But ironically, it was a Japanese counterattack that led to the U.S scoring the opening goal of the match in the 69th minute.  After Japan failed to challenge the U.S goal, Rapinoe took hold of possession and launched a counterattack of her own, springing Morgan in behind the defense with a 50 yard pass from just outside the American penalty area.  Morgan, who just moments before had hit the post, controlled Rapinoe’s long pass and fired a shot into the back of the net after taking two touches.

True to their form, Japan created a scoring opportunity off a U.S defensive lapse and capitalized on it.  Homare Sawa took hold of possession just outside the penalty area off a defensive giveaway by the U.S.  Rachel Buehler cleared Sawa’s cross only as far as Ali Krieger, who deflected the misclearance right to Aya Miyama.  Miyama was right in front of goal when the ball fell to her and volleyed the defensive gaffe into the back of the net in the 81st minute.

Japan were livelier in the waning minutes of regulation but were put off by the U.S to force extra time.  USA 1999, which was won by the U.S, was the only previous Women’s World Cup final to go into extra time before Sunday’s match.  In 1999, the U.S won on penalty kicks without their veteran leader Michelle Akers, who was substituted out due to injury.  But against Japan, the U.S had the benefit of having their most influential leader, Abby Wambach, healthy and ready to lift the team.

Wambach’s moment came in the 104th minute.  Morgan’s endline cross found Wambach open in the middle of penalty area, her diving header flying into the back of the net to give the U.S the 2-1 lead.  The goal was Wambach’s fourth of the World Cup and the thirteenth of her World Cup career, making her the best American scorer in Women’s World Cup history.

But the U.S were again victimized for not controlling the ball when the game was theirs to close out.  Japan had a chance off a corner cleared off the line in the 112th minute.  Five minutes later, Homare Sawa headed a corner toward goalkeeper Hope Solo which deflected off of Wambach on the way and went into the goal.

The U.S, who fell for Japan’s style to score on the back foot, closed the rest of the game out in hopes that Solo would lead the team to victory in a penalty shootout.  In the dying seconds of extra time, referee Bibiana Steinhaus red carded Azusa Iwashimizu for a foul from behind on Morgan in the penalty arch.  The ejection left Japan with ten players for the final play of the match, a freekick which Lloyd hit to O’Reilly, whose shot at the edge of the penalty area was blocked on its way toward goal.

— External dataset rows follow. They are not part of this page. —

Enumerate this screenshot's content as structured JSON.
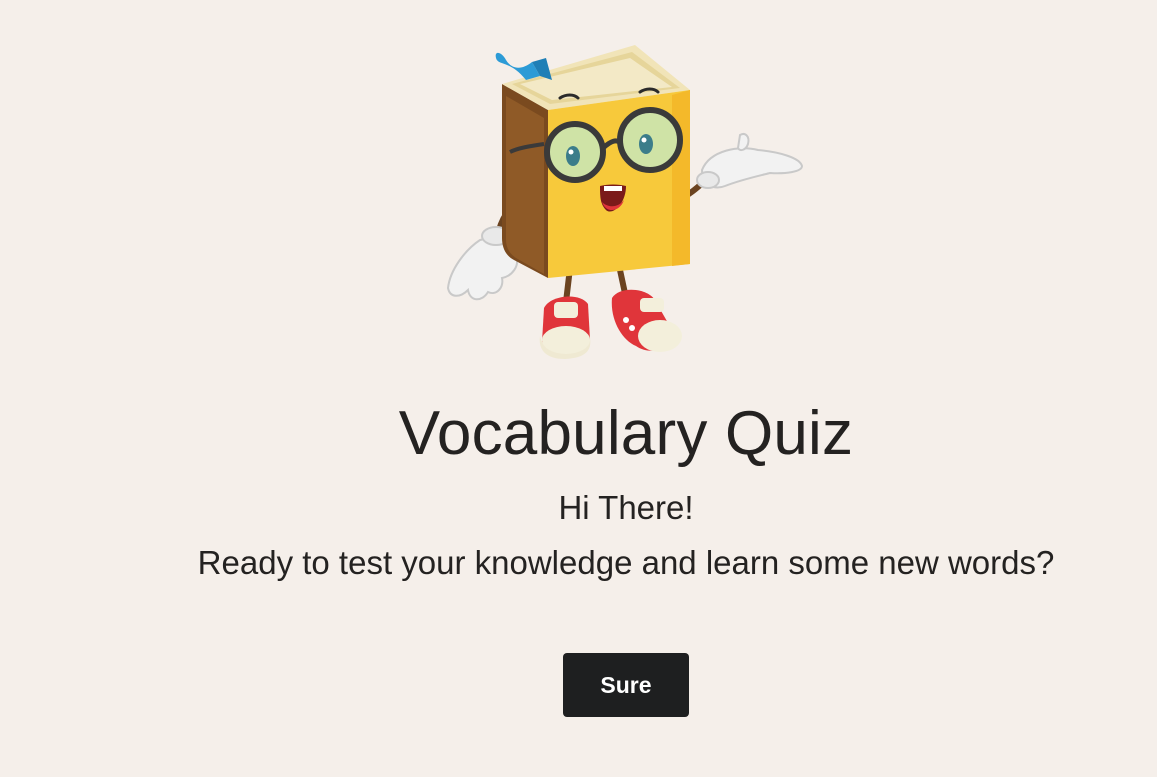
{
  "page": {
    "title": "Vocabulary Quiz",
    "greeting": "Hi There!",
    "prompt": "Ready to test your knowledge and learn some new words?"
  },
  "actions": {
    "start_label": "Sure"
  },
  "mascot": {
    "icon": "book-mascot-icon",
    "description_colors": {
      "cover": "#f7c93b",
      "spine": "#7a4a1f",
      "bookmark": "#2c9bd6",
      "glasses_lens": "#cfe3a6",
      "shoe_red": "#e0353a"
    }
  },
  "colors": {
    "background": "#f5efea",
    "text": "#242221",
    "button_bg": "#1e1f20",
    "button_text": "#ffffff"
  }
}
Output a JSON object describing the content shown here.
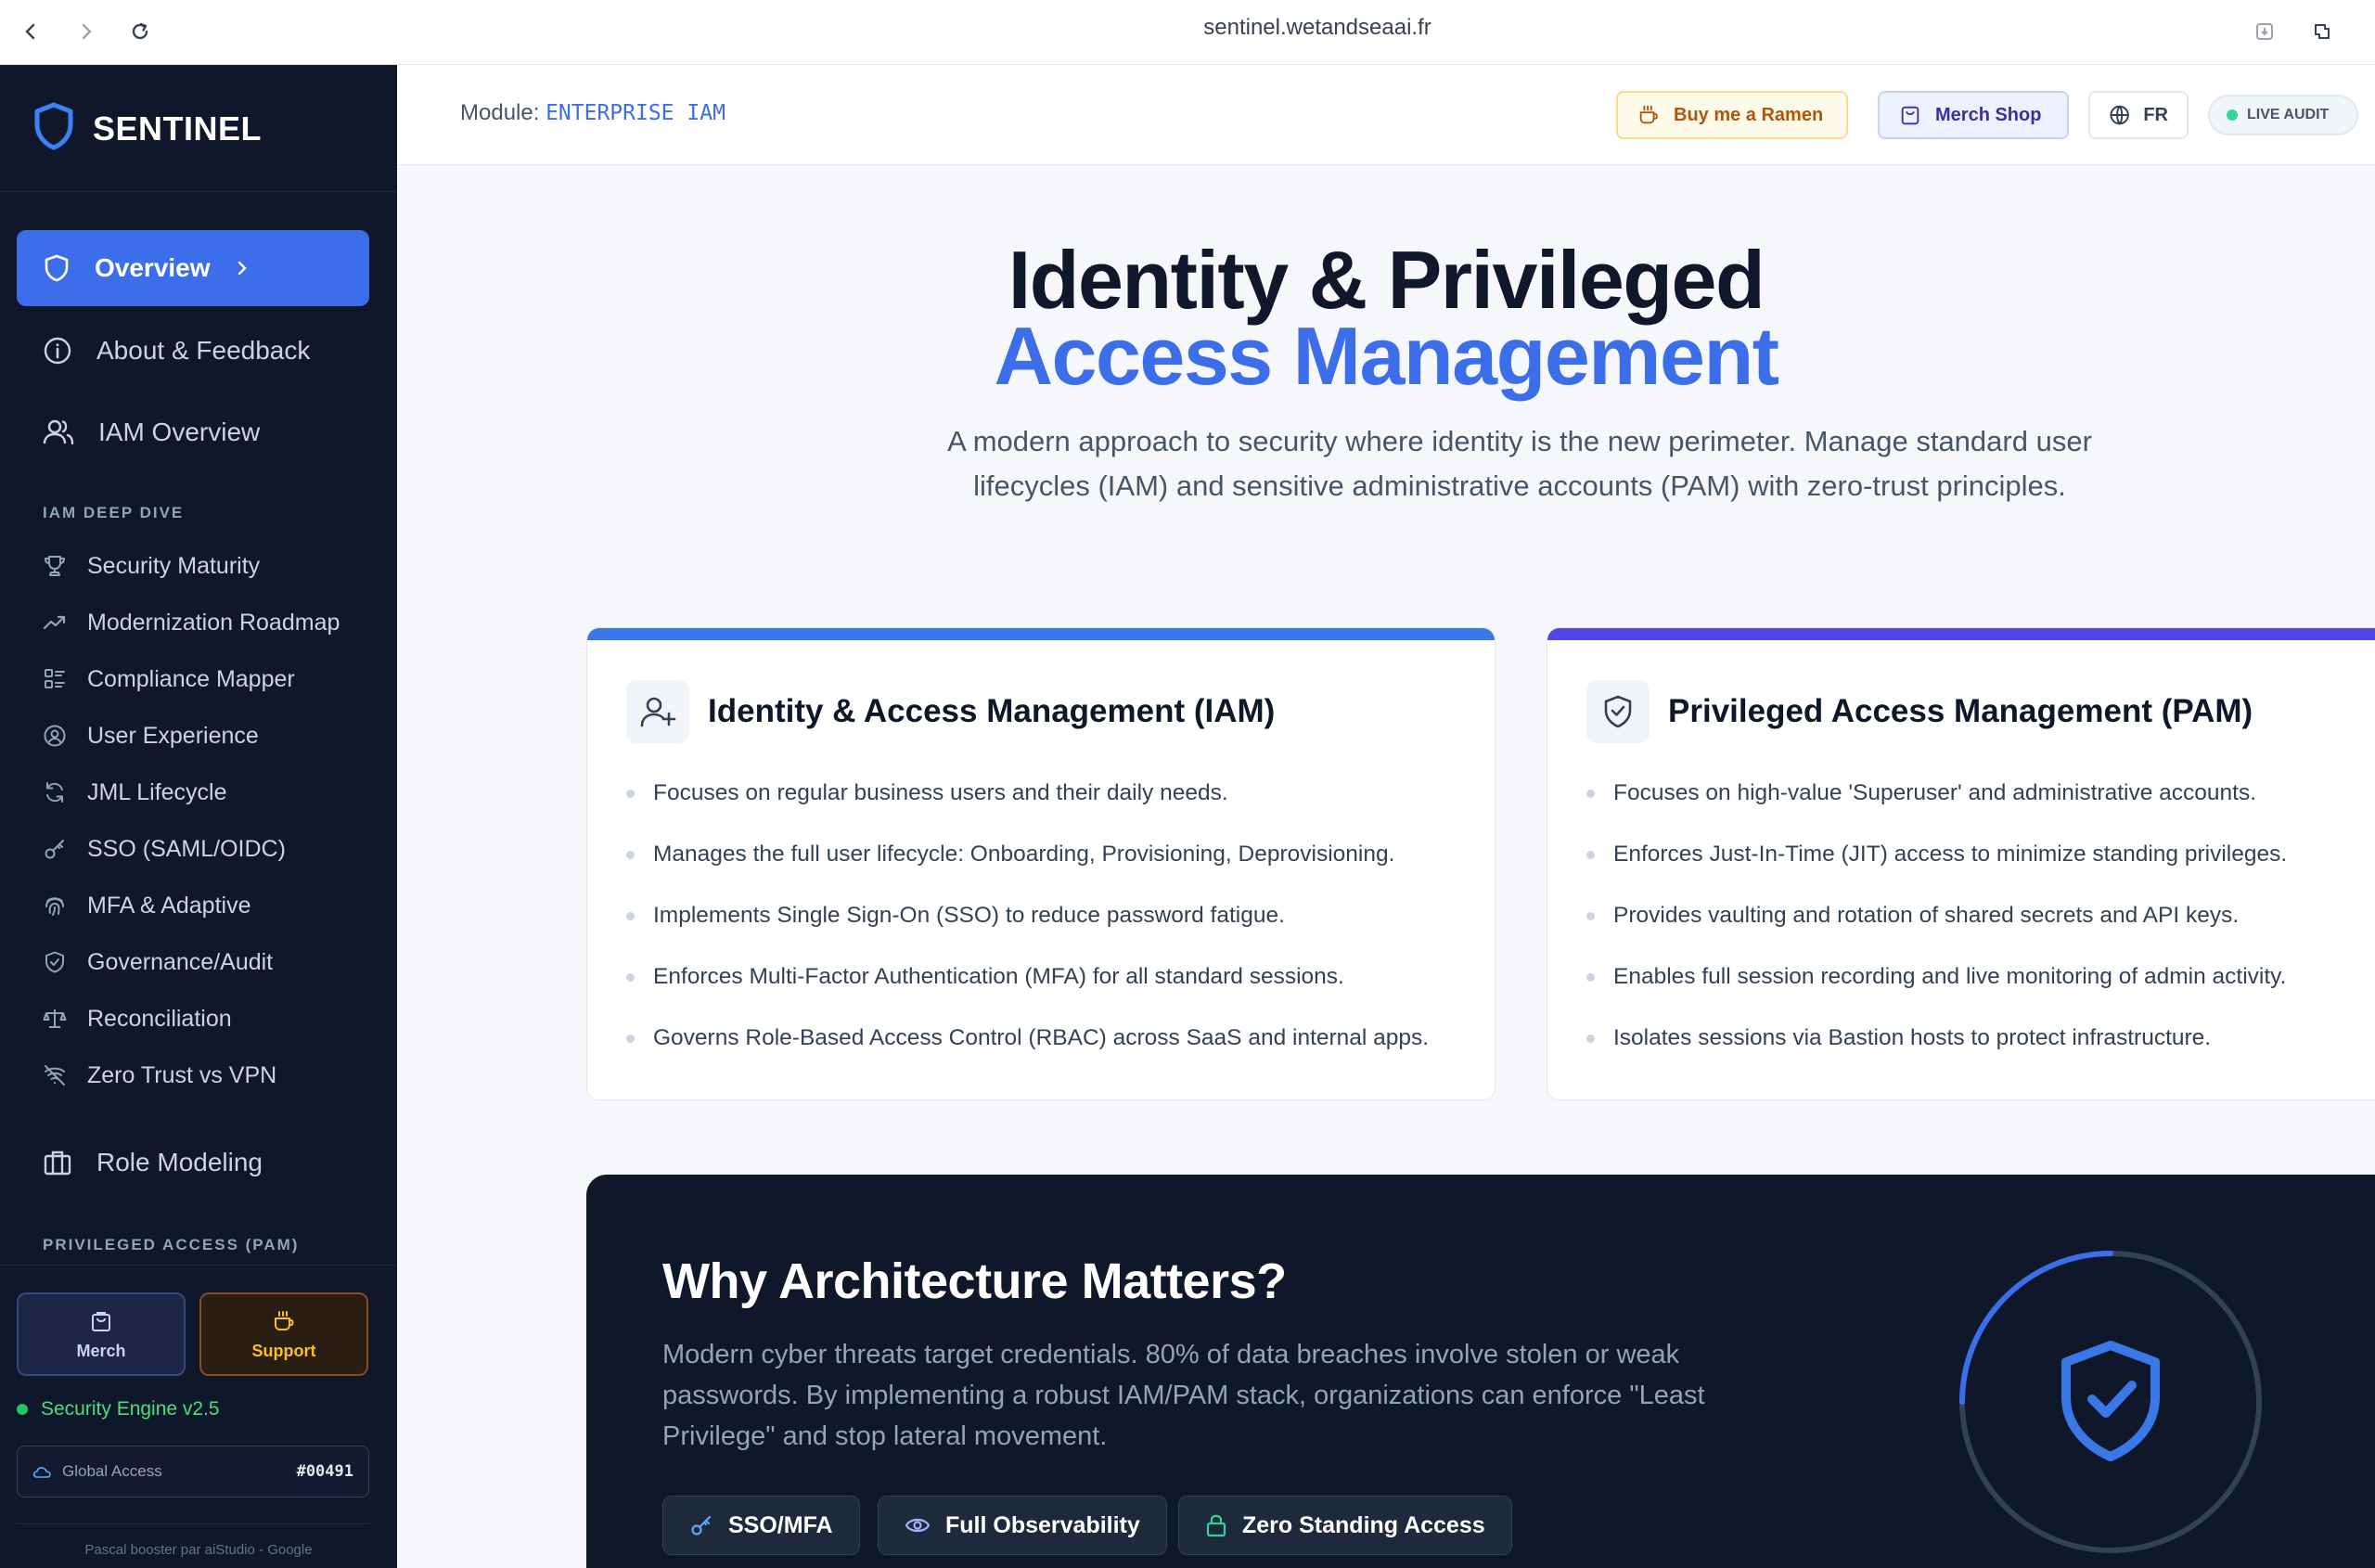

Japan had the advantage of seeing the U.S take penalties in their quarter final victory over Brazil last Sunday.  Shannon Boxx (saved), Carly Lloyd (high), and Tobin Heath (saved) were the first three penalty takers for the U.S.

Solo managed to save Nagasoto’s penalty kick (Japan’s second kick) and Wambach put away her shot.  But Saki Kumagai buried Japan’s decisive penalty kick, their fourth, into the upper left corner of the net past Solo.

As Japan lift their maiden World Cup trophy, the U.S sit on what has been a twelve year drought since their last World Cup finals victory.  Any loss for the U.S would have been an upset, with the team ranked first in the world going into the tournament.  And even though Japan was ranked fourth in the world, few saw them beating hosts Germany and powerhouse Sweden on their way to beating the U.S for the trophy.

The U.S, who played better than Japan for nearly the entirety of the match, will have missed their chance to shine at the World Cup stage and lift the trophy for an unprecedented third time.  While the sting of losing Sunday’s final to Japan will continue for the next four years, the national program can celebrate the fact that this tournament helped open American ears to Women’s soccer.  Players who made a name for themselves in Germany will come home to their Women’s Pro Soccer teams and larger crowds waiting to catch a glimpse of the skill seen during their World Cup run.

The players of tomorrow could be in the stands to be inspired by the current pool of American talent, waiting for their chance to deliver on what this U.S team could not: lift the World Cup again.

Leave a Reply